### WHAT THE TASK ASKS:
Go through the records below and return each line that has "icon" in it.

● ● ●

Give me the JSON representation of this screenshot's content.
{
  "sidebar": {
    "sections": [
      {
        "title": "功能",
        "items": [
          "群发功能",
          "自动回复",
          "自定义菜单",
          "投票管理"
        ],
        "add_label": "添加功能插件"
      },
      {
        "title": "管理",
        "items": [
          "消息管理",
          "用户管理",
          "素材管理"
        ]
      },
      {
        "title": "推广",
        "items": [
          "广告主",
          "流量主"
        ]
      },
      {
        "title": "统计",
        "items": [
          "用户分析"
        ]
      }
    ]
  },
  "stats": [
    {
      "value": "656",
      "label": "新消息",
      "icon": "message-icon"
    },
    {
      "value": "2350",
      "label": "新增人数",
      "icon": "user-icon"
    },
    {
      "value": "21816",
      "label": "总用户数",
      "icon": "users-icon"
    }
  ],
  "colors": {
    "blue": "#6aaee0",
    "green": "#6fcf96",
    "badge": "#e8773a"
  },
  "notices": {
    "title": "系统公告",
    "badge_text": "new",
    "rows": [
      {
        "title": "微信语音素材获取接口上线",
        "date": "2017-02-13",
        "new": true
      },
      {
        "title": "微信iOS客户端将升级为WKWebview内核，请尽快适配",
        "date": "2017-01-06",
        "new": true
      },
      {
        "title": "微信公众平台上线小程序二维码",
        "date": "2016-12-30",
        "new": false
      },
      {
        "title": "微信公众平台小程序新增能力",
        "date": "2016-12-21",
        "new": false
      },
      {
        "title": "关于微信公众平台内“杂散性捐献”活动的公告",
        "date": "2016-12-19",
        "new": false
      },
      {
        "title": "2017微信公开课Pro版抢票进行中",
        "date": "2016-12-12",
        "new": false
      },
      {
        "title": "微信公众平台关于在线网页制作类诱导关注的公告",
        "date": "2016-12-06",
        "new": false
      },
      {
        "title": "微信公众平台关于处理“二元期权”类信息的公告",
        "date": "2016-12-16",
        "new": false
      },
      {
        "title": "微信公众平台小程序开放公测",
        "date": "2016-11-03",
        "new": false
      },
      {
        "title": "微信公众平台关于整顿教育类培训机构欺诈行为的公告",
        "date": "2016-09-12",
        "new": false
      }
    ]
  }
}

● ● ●

### SOLUTION TO THE PROBLEM:
      "icon": "message-icon"
      "icon": "user-icon"
      "icon": "users-icon"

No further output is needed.